Trying Out the Age-Old Formula
Where Reema stuck with the entertainment models that telly had to offer, Meera diverted from her ambitions and started conversing with directors from across the border. One such director was Mahesh Bhatt – an avid pursuer of exploitative cinema and ushering in new talent. For his film with Meera, Bhatt went a few steps further and scouted for singing talent from Pakistan as well.
If it hadn’t been for Meera’s desperate attempts at getting into the Bollywood industry, Bhatt wouldn’t have considered looking out for singers that have now proven to have made Pakistani pop revival something every Pakistani is proud of. In a way, Meera shedding clothes worked out well for the Pakistani music industry.

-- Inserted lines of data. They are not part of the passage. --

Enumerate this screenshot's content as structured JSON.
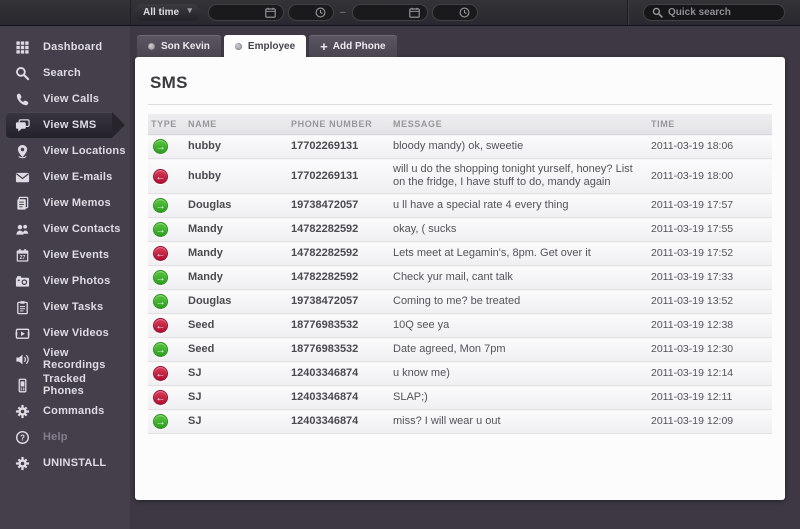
{
  "topbar": {
    "time_filter": {
      "selected": "All time"
    },
    "date_from": "",
    "time_from": "",
    "date_to": "",
    "time_to": "",
    "range_dash": "–",
    "search": {
      "placeholder": "Quick search",
      "value": ""
    }
  },
  "sidebar": {
    "items": [
      {
        "label": "Dashboard",
        "icon": "dashboard-grid-icon",
        "state": ""
      },
      {
        "label": "Search",
        "icon": "search-icon",
        "state": ""
      },
      {
        "label": "View Calls",
        "icon": "phone-icon",
        "state": ""
      },
      {
        "label": "View SMS",
        "icon": "sms-bubbles-icon",
        "state": "active"
      },
      {
        "label": "View Locations",
        "icon": "location-pin-icon",
        "state": ""
      },
      {
        "label": "View E-mails",
        "icon": "envelope-icon",
        "state": ""
      },
      {
        "label": "View Memos",
        "icon": "memo-pages-icon",
        "state": ""
      },
      {
        "label": "View Contacts",
        "icon": "contacts-icon",
        "state": ""
      },
      {
        "label": "View Events",
        "icon": "calendar-27-icon",
        "state": ""
      },
      {
        "label": "View Photos",
        "icon": "camera-icon",
        "state": ""
      },
      {
        "label": "View Tasks",
        "icon": "clipboard-icon",
        "state": ""
      },
      {
        "label": "View Videos",
        "icon": "video-icon",
        "state": ""
      },
      {
        "label": "View Recordings",
        "icon": "speaker-icon",
        "state": ""
      },
      {
        "label": "Tracked Phones",
        "icon": "mobile-phone-icon",
        "state": ""
      },
      {
        "label": "Commands",
        "icon": "gear-icon",
        "state": ""
      },
      {
        "label": "Help",
        "icon": "help-icon",
        "state": "muted"
      },
      {
        "label": "UNINSTALL",
        "icon": "gear-icon",
        "state": ""
      }
    ]
  },
  "tabs": [
    {
      "label": "Son Kevin",
      "icon": "phone-status-dot",
      "state": ""
    },
    {
      "label": "Employee",
      "icon": "phone-status-dot",
      "state": "active"
    },
    {
      "label": "Add Phone",
      "icon": "plus-icon",
      "state": ""
    }
  ],
  "main": {
    "title": "SMS",
    "table": {
      "headers": [
        "TYPE",
        "NAME",
        "PHONE NUMBER",
        "MESSAGE",
        "TIME"
      ],
      "rows": [
        {
          "type": "outgoing",
          "name": "hubby",
          "phone": "17702269131",
          "message": "bloody mandy) ok, sweetie",
          "time": "2011-03-19 18:06"
        },
        {
          "type": "incoming",
          "name": "hubby",
          "phone": "17702269131",
          "message": "will u do the shopping tonight yurself, honey? List on the fridge, I have stuff to do, mandy again",
          "time": "2011-03-19 18:00"
        },
        {
          "type": "outgoing",
          "name": "Douglas",
          "phone": "19738472057",
          "message": "u ll have a special rate 4 every thing",
          "time": "2011-03-19 17:57"
        },
        {
          "type": "outgoing",
          "name": "Mandy",
          "phone": "14782282592",
          "message": "okay, ( sucks",
          "time": "2011-03-19 17:55"
        },
        {
          "type": "incoming",
          "name": "Mandy",
          "phone": "14782282592",
          "message": "Lets meet at Legamin's, 8pm. Get over it",
          "time": "2011-03-19 17:52"
        },
        {
          "type": "outgoing",
          "name": "Mandy",
          "phone": "14782282592",
          "message": "Check yur mail, cant talk",
          "time": "2011-03-19 17:33"
        },
        {
          "type": "outgoing",
          "name": "Douglas",
          "phone": "19738472057",
          "message": "Coming to me? be treated",
          "time": "2011-03-19 13:52"
        },
        {
          "type": "incoming",
          "name": "Seed",
          "phone": "18776983532",
          "message": "10Q see ya",
          "time": "2011-03-19 12:38"
        },
        {
          "type": "outgoing",
          "name": "Seed",
          "phone": "18776983532",
          "message": "Date agreed, Mon 7pm",
          "time": "2011-03-19 12:30"
        },
        {
          "type": "incoming",
          "name": "SJ",
          "phone": "12403346874",
          "message": "u know me)",
          "time": "2011-03-19 12:14"
        },
        {
          "type": "incoming",
          "name": "SJ",
          "phone": "12403346874",
          "message": "SLAP;)",
          "time": "2011-03-19 12:11"
        },
        {
          "type": "outgoing",
          "name": "SJ",
          "phone": "12403346874",
          "message": "miss? I will wear u out",
          "time": "2011-03-19 12:09"
        }
      ]
    }
  },
  "colors": {
    "outgoing_green": "#3fb32b",
    "incoming_red": "#b01232",
    "sidebar_bg": "#453f4c",
    "topbar_bg": "#2e2d30",
    "panel_bg": "#fcfcfd"
  }
}
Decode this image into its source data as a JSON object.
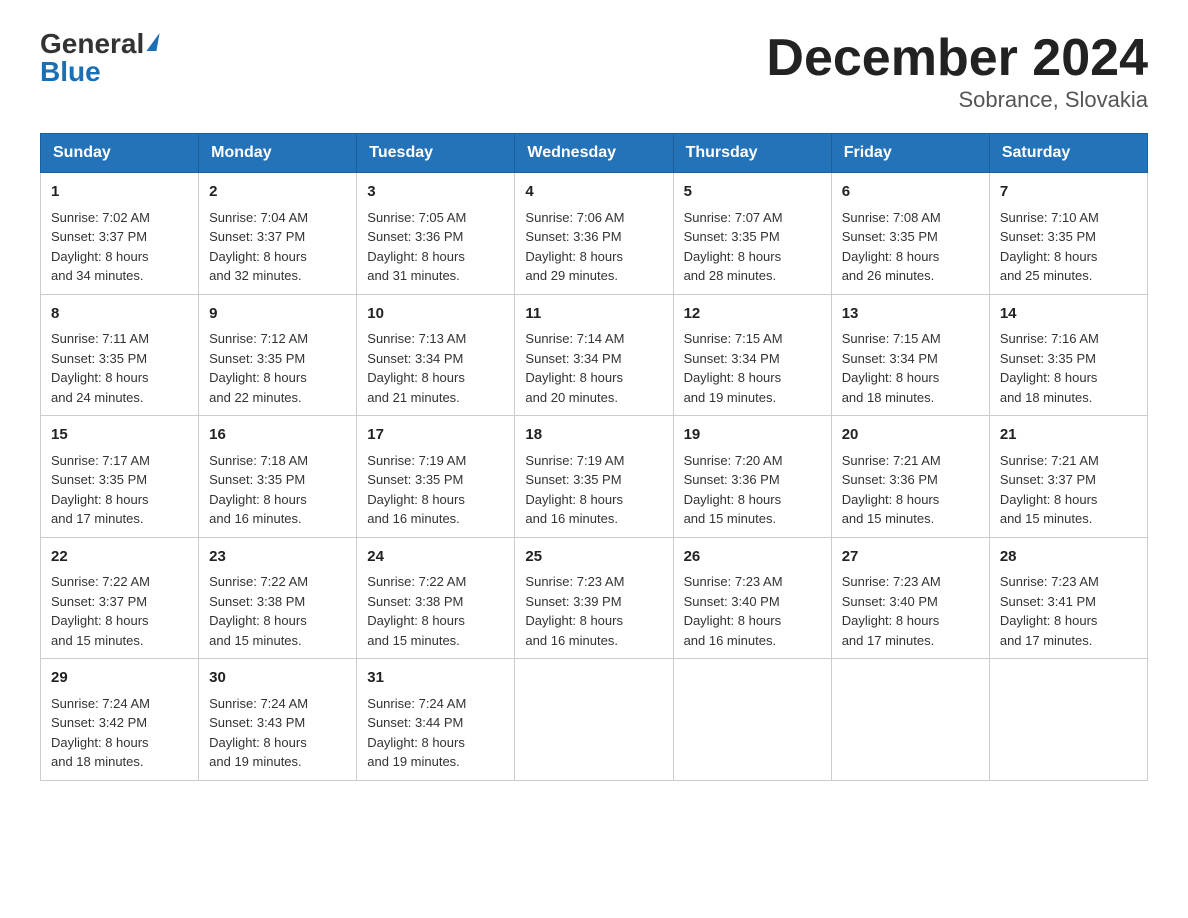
{
  "header": {
    "logo_general": "General",
    "logo_blue": "Blue",
    "month_title": "December 2024",
    "location": "Sobrance, Slovakia"
  },
  "columns": [
    "Sunday",
    "Monday",
    "Tuesday",
    "Wednesday",
    "Thursday",
    "Friday",
    "Saturday"
  ],
  "weeks": [
    [
      {
        "day": "1",
        "sunrise": "7:02 AM",
        "sunset": "3:37 PM",
        "daylight": "8 hours and 34 minutes."
      },
      {
        "day": "2",
        "sunrise": "7:04 AM",
        "sunset": "3:37 PM",
        "daylight": "8 hours and 32 minutes."
      },
      {
        "day": "3",
        "sunrise": "7:05 AM",
        "sunset": "3:36 PM",
        "daylight": "8 hours and 31 minutes."
      },
      {
        "day": "4",
        "sunrise": "7:06 AM",
        "sunset": "3:36 PM",
        "daylight": "8 hours and 29 minutes."
      },
      {
        "day": "5",
        "sunrise": "7:07 AM",
        "sunset": "3:35 PM",
        "daylight": "8 hours and 28 minutes."
      },
      {
        "day": "6",
        "sunrise": "7:08 AM",
        "sunset": "3:35 PM",
        "daylight": "8 hours and 26 minutes."
      },
      {
        "day": "7",
        "sunrise": "7:10 AM",
        "sunset": "3:35 PM",
        "daylight": "8 hours and 25 minutes."
      }
    ],
    [
      {
        "day": "8",
        "sunrise": "7:11 AM",
        "sunset": "3:35 PM",
        "daylight": "8 hours and 24 minutes."
      },
      {
        "day": "9",
        "sunrise": "7:12 AM",
        "sunset": "3:35 PM",
        "daylight": "8 hours and 22 minutes."
      },
      {
        "day": "10",
        "sunrise": "7:13 AM",
        "sunset": "3:34 PM",
        "daylight": "8 hours and 21 minutes."
      },
      {
        "day": "11",
        "sunrise": "7:14 AM",
        "sunset": "3:34 PM",
        "daylight": "8 hours and 20 minutes."
      },
      {
        "day": "12",
        "sunrise": "7:15 AM",
        "sunset": "3:34 PM",
        "daylight": "8 hours and 19 minutes."
      },
      {
        "day": "13",
        "sunrise": "7:15 AM",
        "sunset": "3:34 PM",
        "daylight": "8 hours and 18 minutes."
      },
      {
        "day": "14",
        "sunrise": "7:16 AM",
        "sunset": "3:35 PM",
        "daylight": "8 hours and 18 minutes."
      }
    ],
    [
      {
        "day": "15",
        "sunrise": "7:17 AM",
        "sunset": "3:35 PM",
        "daylight": "8 hours and 17 minutes."
      },
      {
        "day": "16",
        "sunrise": "7:18 AM",
        "sunset": "3:35 PM",
        "daylight": "8 hours and 16 minutes."
      },
      {
        "day": "17",
        "sunrise": "7:19 AM",
        "sunset": "3:35 PM",
        "daylight": "8 hours and 16 minutes."
      },
      {
        "day": "18",
        "sunrise": "7:19 AM",
        "sunset": "3:35 PM",
        "daylight": "8 hours and 16 minutes."
      },
      {
        "day": "19",
        "sunrise": "7:20 AM",
        "sunset": "3:36 PM",
        "daylight": "8 hours and 15 minutes."
      },
      {
        "day": "20",
        "sunrise": "7:21 AM",
        "sunset": "3:36 PM",
        "daylight": "8 hours and 15 minutes."
      },
      {
        "day": "21",
        "sunrise": "7:21 AM",
        "sunset": "3:37 PM",
        "daylight": "8 hours and 15 minutes."
      }
    ],
    [
      {
        "day": "22",
        "sunrise": "7:22 AM",
        "sunset": "3:37 PM",
        "daylight": "8 hours and 15 minutes."
      },
      {
        "day": "23",
        "sunrise": "7:22 AM",
        "sunset": "3:38 PM",
        "daylight": "8 hours and 15 minutes."
      },
      {
        "day": "24",
        "sunrise": "7:22 AM",
        "sunset": "3:38 PM",
        "daylight": "8 hours and 15 minutes."
      },
      {
        "day": "25",
        "sunrise": "7:23 AM",
        "sunset": "3:39 PM",
        "daylight": "8 hours and 16 minutes."
      },
      {
        "day": "26",
        "sunrise": "7:23 AM",
        "sunset": "3:40 PM",
        "daylight": "8 hours and 16 minutes."
      },
      {
        "day": "27",
        "sunrise": "7:23 AM",
        "sunset": "3:40 PM",
        "daylight": "8 hours and 17 minutes."
      },
      {
        "day": "28",
        "sunrise": "7:23 AM",
        "sunset": "3:41 PM",
        "daylight": "8 hours and 17 minutes."
      }
    ],
    [
      {
        "day": "29",
        "sunrise": "7:24 AM",
        "sunset": "3:42 PM",
        "daylight": "8 hours and 18 minutes."
      },
      {
        "day": "30",
        "sunrise": "7:24 AM",
        "sunset": "3:43 PM",
        "daylight": "8 hours and 19 minutes."
      },
      {
        "day": "31",
        "sunrise": "7:24 AM",
        "sunset": "3:44 PM",
        "daylight": "8 hours and 19 minutes."
      },
      null,
      null,
      null,
      null
    ]
  ],
  "labels": {
    "sunrise": "Sunrise:",
    "sunset": "Sunset:",
    "daylight": "Daylight:"
  }
}
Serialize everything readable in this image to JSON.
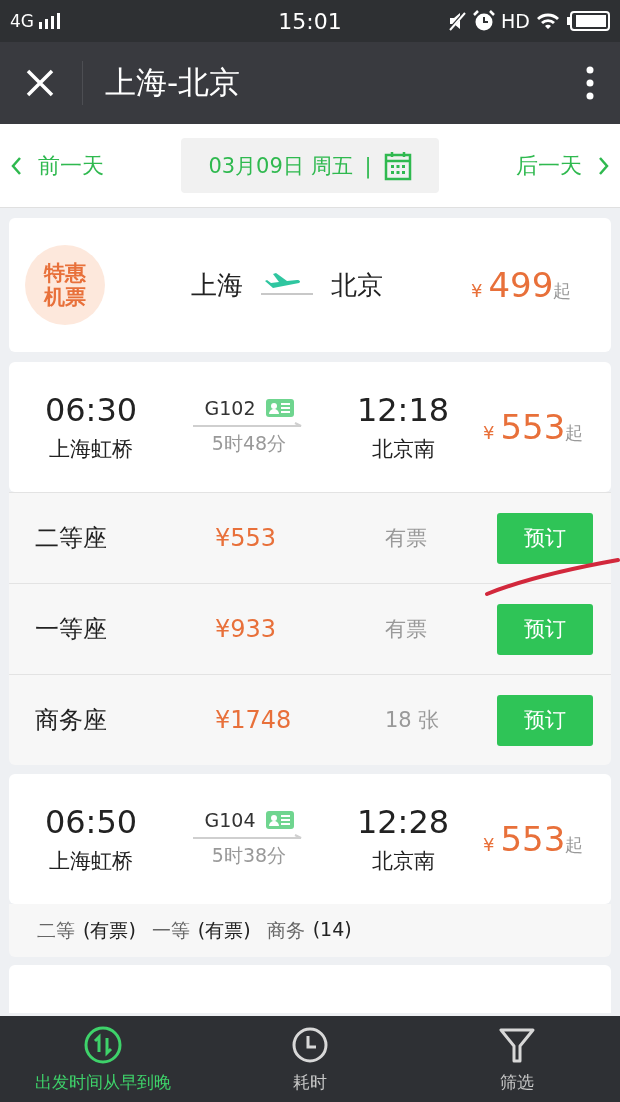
{
  "status_bar": {
    "network": "4G",
    "time": "15:01",
    "hd": "HD"
  },
  "header": {
    "title": "上海-北京"
  },
  "date_bar": {
    "prev": "前一天",
    "date": "03月09日 周五",
    "separator": "|",
    "next": "后一天"
  },
  "promo": {
    "badge": "特惠机票",
    "from": "上海",
    "to": "北京",
    "currency": "¥",
    "price": "499",
    "suffix": "起"
  },
  "trains": [
    {
      "depart_time": "06:30",
      "train_no": "G102",
      "arrive_time": "12:18",
      "depart_station": "上海虹桥",
      "duration": "5时48分",
      "arrive_station": "北京南",
      "currency": "¥",
      "price": "553",
      "suffix": "起",
      "seats": [
        {
          "name": "二等座",
          "price": "¥553",
          "availability": "有票",
          "button": "预订"
        },
        {
          "name": "一等座",
          "price": "¥933",
          "availability": "有票",
          "button": "预订"
        },
        {
          "name": "商务座",
          "price": "¥1748",
          "availability": "18 张",
          "button": "预订"
        }
      ]
    },
    {
      "depart_time": "06:50",
      "train_no": "G104",
      "arrive_time": "12:28",
      "depart_station": "上海虹桥",
      "duration": "5时38分",
      "arrive_station": "北京南",
      "currency": "¥",
      "price": "553",
      "suffix": "起",
      "summary": [
        {
          "class": "二等",
          "count": "(有票)"
        },
        {
          "class": "一等",
          "count": "(有票)"
        },
        {
          "class": "商务",
          "count": "(14)"
        }
      ]
    }
  ],
  "bottom_tabs": [
    {
      "kind": "sort",
      "label": "出发时间从早到晚",
      "selected": true
    },
    {
      "kind": "clock",
      "label": "耗时",
      "selected": false
    },
    {
      "kind": "filter",
      "label": "筛选",
      "selected": false
    }
  ]
}
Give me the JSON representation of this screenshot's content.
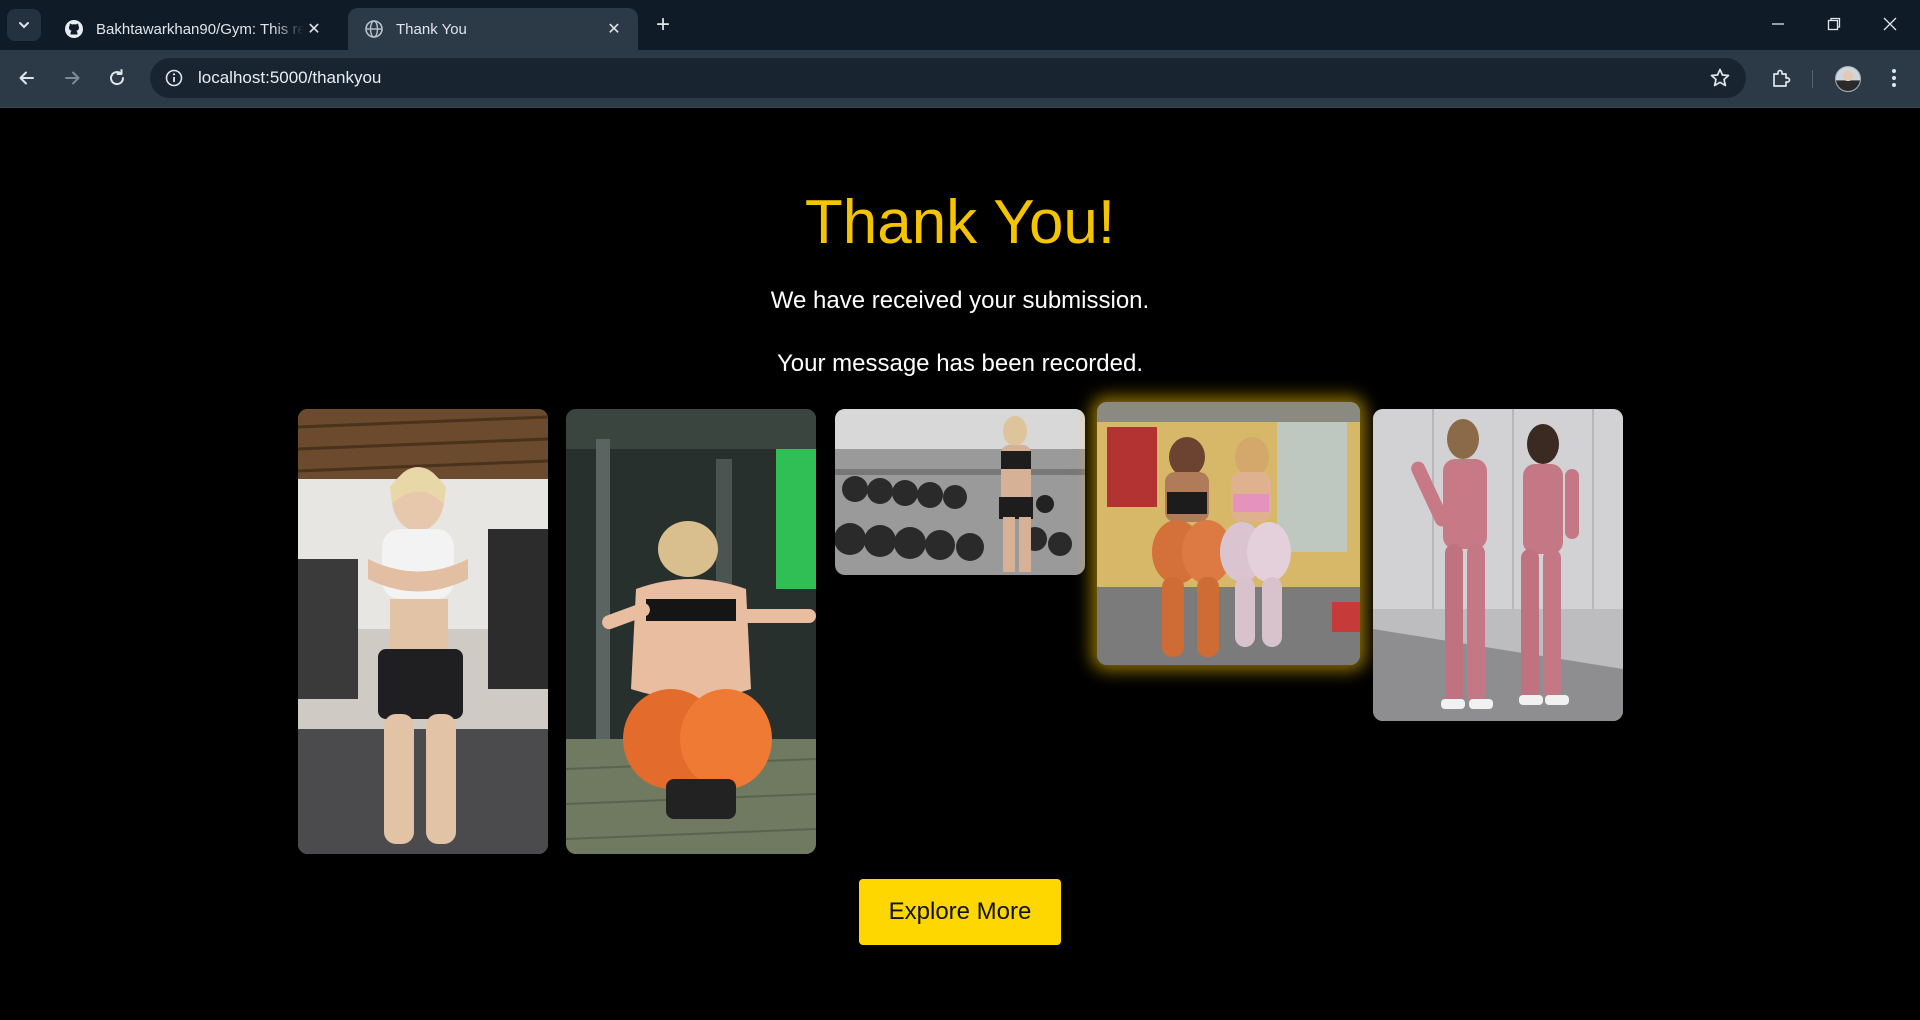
{
  "browser": {
    "tabs": [
      {
        "title": "Bakhtawarkhan90/Gym: This rep",
        "favicon": "github-icon",
        "active": false
      },
      {
        "title": "Thank You",
        "favicon": "globe-icon",
        "active": true
      }
    ],
    "url": "localhost:5000/thankyou"
  },
  "page": {
    "heading": "Thank You!",
    "line1": "We have received your submission.",
    "line2": "Your message has been recorded.",
    "gallery": [
      {
        "alt": "gym-photo-1"
      },
      {
        "alt": "gym-photo-2"
      },
      {
        "alt": "gym-photo-3"
      },
      {
        "alt": "gym-photo-4",
        "highlighted": true
      },
      {
        "alt": "gym-photo-5"
      }
    ],
    "button_label": "Explore More"
  },
  "colors": {
    "accent": "#f5c400",
    "button": "#ffd700",
    "background": "#000000",
    "chrome": "#2c3a48"
  }
}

Shaking the Genie Out
Meera was resented as much as any other actresses that went across the border; however with Meera, she was also ridiculed on prime-time television homewise (she still often gets bashed by the media). This just shattered her ambitions further and she eventually gave up on it altogether. You’d suppose that piling such pressure on any actress going the Bollywood way would discourage any other attempts; although, inertia it seemed had already been shaken into motion.
Television in Pakistan, it seemed, couldn’t get enough of the juiciness such endeavours entailed. They would only sprinkle a fair bit of masala amplifying only the vulgarity of such ventures rather than attempt to justify the motivation of these starlets. Media was free, vibrant and unadulterated in Pakistan now. Talk shows on Pakistani tellies then showed no signs of adulteration and started focusing on debates and conversations that cannot entirely be justified to become the zenith of homely living rooms.
It wouldn’t be until the December of 2011 that Pakistan finally got an overblown response from the media on the outrageous spread of vulgarity on South Asian screens – Veena Malik shed her inhibitions and massed up enough controversy around her topless shoot with the FHM magazine. This sparked outrage not only amongst the many mullahs already keen on drafting fatwas against her, but also the audiences bound to the screen on prime-time television in Pakistan.
Pakistani media, without being mindful of their actions, simply plastered the obscene images on the television screens during regular news coverages of Veena’s desperate attempts at garnering some sexual appeal. And to everybody’s surprise, her antics actually did work out for her – in no time at all, she was flooded with offers to dance and act in films. Low-budget films may have been the only avenues she could use to enter the industry; nevertheless, she quickly garnered a satisfactory response from audiences on both sides of the border.
And Then Came Mathira
Up until this particular point in time, it seemed Pakistani actresses found comfortable and even willing to shed their inhibitions and exposing skin but only across the border in India. However, this all was about to be taken for a ride when Mathira decided it was time to initiate a similar trend on home soil – going topless, but in Pakistan.
The Whore Wars
Just when Mathira thought she could get away with going headstrong against Veena Malik, Veena got into a brand new game – she decided to get into the Pakistani music industry, the one industry in Pakistan that has seen tremendous growth over the years. Veena Malik started advertising her new song, aptly titled “Drama Queen” – a very befitting title I might say.
|Above: Veena’s debut song, Drama Queen; and below: Video diary leading up to the eventual release of the song.|
Could Mathira have regressed into submission with her contemporary pushing into the music industry? The answer is no – she quickly ripped an Akcent hit My Passion and sung an Urdu copy entitled Jadugar (see below).